§ **TASK TO COMPLETE**
Count every line in the following entries where the word "compensation" appears. Give the count alone.
Start of PROVIDED MATERIAL
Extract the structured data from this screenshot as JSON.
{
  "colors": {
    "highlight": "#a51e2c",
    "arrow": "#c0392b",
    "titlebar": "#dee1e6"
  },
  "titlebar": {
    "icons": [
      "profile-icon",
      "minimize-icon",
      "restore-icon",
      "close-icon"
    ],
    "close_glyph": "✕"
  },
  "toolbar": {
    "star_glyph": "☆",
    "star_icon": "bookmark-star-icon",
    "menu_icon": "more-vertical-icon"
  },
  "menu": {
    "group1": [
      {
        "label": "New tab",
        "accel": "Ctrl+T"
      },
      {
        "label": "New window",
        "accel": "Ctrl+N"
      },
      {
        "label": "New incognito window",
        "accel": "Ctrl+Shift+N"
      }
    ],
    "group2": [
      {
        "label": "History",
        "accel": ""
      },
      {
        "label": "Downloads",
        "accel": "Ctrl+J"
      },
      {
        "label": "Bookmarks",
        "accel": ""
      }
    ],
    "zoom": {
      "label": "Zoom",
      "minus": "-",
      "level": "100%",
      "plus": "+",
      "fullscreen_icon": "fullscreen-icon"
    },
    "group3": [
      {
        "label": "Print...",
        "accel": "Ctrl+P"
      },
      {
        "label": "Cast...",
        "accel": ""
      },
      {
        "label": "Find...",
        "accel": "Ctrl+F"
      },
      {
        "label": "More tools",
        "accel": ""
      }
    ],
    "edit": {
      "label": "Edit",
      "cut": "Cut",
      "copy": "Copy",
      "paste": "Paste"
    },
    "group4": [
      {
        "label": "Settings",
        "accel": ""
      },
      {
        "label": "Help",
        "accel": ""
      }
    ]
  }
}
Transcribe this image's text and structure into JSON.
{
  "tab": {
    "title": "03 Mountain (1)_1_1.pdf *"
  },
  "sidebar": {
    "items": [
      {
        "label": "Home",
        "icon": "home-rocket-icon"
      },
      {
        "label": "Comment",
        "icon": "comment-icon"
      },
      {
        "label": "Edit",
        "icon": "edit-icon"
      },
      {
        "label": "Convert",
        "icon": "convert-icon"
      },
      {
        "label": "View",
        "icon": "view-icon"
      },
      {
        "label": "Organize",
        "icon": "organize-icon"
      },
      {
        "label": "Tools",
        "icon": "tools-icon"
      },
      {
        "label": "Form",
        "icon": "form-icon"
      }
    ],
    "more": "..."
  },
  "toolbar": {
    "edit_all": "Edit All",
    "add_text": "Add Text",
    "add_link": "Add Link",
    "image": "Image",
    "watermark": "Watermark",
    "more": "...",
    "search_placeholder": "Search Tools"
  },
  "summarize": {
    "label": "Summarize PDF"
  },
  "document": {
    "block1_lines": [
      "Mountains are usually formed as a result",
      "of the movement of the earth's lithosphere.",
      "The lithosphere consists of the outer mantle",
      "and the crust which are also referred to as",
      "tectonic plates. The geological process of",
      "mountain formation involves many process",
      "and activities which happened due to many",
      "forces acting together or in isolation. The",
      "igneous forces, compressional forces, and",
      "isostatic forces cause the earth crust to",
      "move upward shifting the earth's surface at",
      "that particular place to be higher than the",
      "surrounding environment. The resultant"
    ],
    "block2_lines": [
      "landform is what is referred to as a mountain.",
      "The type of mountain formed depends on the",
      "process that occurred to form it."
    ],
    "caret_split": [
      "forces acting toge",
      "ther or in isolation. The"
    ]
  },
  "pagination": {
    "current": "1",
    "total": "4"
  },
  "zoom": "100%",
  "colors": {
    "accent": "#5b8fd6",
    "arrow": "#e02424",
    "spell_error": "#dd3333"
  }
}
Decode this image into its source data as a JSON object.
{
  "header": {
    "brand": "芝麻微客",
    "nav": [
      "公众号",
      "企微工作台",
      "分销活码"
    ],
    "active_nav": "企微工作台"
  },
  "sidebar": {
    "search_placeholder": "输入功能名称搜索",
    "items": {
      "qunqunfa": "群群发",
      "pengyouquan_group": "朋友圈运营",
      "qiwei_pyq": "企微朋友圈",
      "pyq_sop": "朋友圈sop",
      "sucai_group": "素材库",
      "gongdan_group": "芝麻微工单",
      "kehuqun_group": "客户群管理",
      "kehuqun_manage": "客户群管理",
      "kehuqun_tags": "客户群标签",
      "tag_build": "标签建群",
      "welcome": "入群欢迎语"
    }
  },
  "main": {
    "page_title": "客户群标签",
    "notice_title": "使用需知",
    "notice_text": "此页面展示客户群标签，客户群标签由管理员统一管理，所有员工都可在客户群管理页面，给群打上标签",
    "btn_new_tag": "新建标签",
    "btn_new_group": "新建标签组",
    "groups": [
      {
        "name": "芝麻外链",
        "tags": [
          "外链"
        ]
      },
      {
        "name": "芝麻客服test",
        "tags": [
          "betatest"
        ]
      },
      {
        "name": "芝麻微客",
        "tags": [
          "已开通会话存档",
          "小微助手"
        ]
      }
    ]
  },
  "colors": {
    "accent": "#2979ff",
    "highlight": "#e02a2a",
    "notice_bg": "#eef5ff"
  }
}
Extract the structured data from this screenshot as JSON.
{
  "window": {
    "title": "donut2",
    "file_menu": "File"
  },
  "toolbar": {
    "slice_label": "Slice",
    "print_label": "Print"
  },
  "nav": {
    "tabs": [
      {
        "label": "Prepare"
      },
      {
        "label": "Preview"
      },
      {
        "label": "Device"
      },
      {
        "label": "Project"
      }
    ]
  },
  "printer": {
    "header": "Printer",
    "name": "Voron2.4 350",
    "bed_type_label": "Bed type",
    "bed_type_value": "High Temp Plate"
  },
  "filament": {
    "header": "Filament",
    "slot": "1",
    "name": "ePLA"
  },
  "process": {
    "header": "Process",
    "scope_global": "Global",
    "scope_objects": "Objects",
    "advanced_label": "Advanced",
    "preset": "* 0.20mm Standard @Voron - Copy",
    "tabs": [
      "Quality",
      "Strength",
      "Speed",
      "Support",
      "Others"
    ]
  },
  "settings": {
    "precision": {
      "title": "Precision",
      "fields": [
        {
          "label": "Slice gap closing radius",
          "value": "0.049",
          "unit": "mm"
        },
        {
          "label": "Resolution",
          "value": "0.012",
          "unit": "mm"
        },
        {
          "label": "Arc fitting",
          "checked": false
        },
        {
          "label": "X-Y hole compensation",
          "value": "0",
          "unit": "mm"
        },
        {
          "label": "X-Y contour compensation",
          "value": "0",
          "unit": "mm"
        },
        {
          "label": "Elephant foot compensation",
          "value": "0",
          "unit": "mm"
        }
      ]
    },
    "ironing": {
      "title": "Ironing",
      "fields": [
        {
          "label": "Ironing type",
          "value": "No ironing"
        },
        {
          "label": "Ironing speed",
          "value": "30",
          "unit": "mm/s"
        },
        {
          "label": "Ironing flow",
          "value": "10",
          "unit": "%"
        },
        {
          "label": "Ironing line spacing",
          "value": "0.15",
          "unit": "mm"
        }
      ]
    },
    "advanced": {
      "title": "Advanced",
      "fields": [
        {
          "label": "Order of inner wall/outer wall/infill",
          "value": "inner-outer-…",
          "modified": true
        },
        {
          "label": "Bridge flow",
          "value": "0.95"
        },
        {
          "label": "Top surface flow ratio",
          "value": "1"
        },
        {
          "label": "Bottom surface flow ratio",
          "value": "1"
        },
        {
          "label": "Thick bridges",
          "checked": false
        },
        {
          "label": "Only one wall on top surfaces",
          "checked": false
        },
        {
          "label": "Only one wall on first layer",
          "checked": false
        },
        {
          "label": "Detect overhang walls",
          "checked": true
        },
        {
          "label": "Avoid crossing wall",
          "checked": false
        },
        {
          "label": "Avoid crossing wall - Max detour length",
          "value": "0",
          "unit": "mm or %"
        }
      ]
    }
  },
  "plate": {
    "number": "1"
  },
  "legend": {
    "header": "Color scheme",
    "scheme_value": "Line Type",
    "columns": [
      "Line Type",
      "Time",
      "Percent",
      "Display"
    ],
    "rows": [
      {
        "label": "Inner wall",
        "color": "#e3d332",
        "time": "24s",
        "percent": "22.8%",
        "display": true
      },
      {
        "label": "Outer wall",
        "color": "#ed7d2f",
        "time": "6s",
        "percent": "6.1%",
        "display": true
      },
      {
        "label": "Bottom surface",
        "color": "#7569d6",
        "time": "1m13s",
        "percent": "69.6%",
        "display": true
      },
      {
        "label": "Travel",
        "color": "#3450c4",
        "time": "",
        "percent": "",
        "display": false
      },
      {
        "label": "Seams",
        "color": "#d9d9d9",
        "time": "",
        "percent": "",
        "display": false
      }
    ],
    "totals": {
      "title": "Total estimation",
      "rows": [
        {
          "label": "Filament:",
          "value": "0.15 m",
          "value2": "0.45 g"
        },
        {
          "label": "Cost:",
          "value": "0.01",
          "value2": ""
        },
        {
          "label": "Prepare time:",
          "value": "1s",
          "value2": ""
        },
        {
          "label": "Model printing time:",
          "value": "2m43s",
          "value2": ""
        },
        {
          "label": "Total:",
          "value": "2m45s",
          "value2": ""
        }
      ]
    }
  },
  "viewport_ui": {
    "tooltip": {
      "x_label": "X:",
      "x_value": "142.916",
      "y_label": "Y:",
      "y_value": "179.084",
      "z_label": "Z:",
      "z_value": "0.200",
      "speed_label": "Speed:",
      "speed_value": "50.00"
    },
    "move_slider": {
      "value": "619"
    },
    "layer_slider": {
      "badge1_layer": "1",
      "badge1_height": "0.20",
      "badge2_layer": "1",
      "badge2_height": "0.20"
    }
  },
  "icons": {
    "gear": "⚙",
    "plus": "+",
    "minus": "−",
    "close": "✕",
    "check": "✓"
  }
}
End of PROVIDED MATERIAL
§ **EXPECTED ANSWER**
3